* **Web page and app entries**
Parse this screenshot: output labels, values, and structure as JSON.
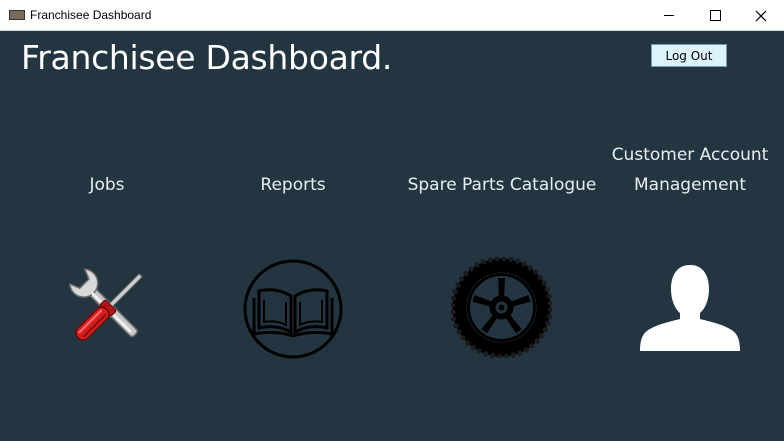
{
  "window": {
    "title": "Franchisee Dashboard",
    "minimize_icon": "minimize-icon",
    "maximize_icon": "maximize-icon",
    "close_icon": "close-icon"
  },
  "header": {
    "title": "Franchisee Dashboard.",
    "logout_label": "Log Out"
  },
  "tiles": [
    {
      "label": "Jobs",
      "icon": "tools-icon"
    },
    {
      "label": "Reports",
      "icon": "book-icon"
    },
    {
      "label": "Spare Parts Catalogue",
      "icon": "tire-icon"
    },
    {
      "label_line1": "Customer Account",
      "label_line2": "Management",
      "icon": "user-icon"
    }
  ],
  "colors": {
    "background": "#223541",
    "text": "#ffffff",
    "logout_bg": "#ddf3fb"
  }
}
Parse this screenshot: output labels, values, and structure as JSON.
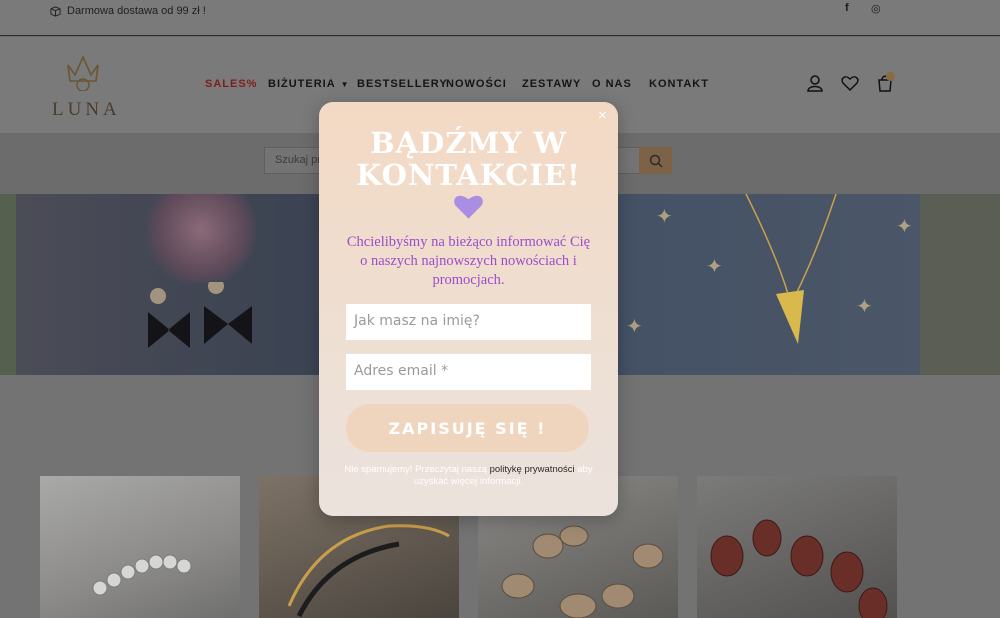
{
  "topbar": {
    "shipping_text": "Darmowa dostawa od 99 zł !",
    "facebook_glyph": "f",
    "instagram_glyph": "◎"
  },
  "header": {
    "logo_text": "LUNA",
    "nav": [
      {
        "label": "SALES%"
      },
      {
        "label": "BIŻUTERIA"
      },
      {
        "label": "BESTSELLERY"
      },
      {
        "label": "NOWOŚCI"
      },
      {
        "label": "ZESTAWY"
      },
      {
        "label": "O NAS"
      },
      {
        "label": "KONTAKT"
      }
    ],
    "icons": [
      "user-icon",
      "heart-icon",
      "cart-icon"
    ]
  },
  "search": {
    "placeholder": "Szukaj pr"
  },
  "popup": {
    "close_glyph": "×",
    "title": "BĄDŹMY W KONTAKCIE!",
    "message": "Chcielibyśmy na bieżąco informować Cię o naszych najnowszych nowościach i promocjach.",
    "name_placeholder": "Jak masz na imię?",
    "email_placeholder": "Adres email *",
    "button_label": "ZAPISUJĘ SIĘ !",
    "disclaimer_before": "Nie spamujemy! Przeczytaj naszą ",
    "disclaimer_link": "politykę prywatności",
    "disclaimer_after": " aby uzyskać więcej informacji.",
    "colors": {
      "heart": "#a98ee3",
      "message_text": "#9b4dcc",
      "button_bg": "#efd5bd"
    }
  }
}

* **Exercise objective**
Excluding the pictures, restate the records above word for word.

* **Task output**
Parse this screenshot: output labels, values, and structure as JSON.
{
  "window": {
    "title": "Franchisee Dashboard",
    "minimize_icon": "minimize-icon",
    "maximize_icon": "maximize-icon",
    "close_icon": "close-icon"
  },
  "header": {
    "title": "Franchisee Dashboard.",
    "logout_label": "Log Out"
  },
  "tiles": [
    {
      "label": "Jobs",
      "icon": "tools-icon"
    },
    {
      "label": "Reports",
      "icon": "book-icon"
    },
    {
      "label": "Spare Parts Catalogue",
      "icon": "tire-icon"
    },
    {
      "label_line1": "Customer Account",
      "label_line2": "Management",
      "icon": "user-icon"
    }
  ],
  "colors": {
    "background": "#223541",
    "text": "#ffffff",
    "logout_bg": "#ddf3fb"
  }
}
Parse this screenshot: output labels, values, and structure as JSON.
{
  "topbar": {
    "shipping_text": "Darmowa dostawa od 99 zł !",
    "facebook_glyph": "f",
    "instagram_glyph": "◎"
  },
  "header": {
    "logo_text": "LUNA",
    "nav": [
      {
        "label": "SALES%"
      },
      {
        "label": "BIŻUTERIA"
      },
      {
        "label": "BESTSELLERY"
      },
      {
        "label": "NOWOŚCI"
      },
      {
        "label": "ZESTAWY"
      },
      {
        "label": "O NAS"
      },
      {
        "label": "KONTAKT"
      }
    ],
    "icons": [
      "user-icon",
      "heart-icon",
      "cart-icon"
    ]
  },
  "search": {
    "placeholder": "Szukaj pr"
  },
  "popup": {
    "close_glyph": "×",
    "title": "BĄDŹMY W KONTAKCIE!",
    "message": "Chcielibyśmy na bieżąco informować Cię o naszych najnowszych nowościach i promocjach.",
    "name_placeholder": "Jak masz na imię?",
    "email_placeholder": "Adres email *",
    "button_label": "ZAPISUJĘ SIĘ !",
    "disclaimer_before": "Nie spamujemy! Przeczytaj naszą ",
    "disclaimer_link": "politykę prywatności",
    "disclaimer_after": " aby uzyskać więcej informacji.",
    "colors": {
      "heart": "#a98ee3",
      "message_text": "#9b4dcc",
      "button_bg": "#efd5bd"
    }
  }
}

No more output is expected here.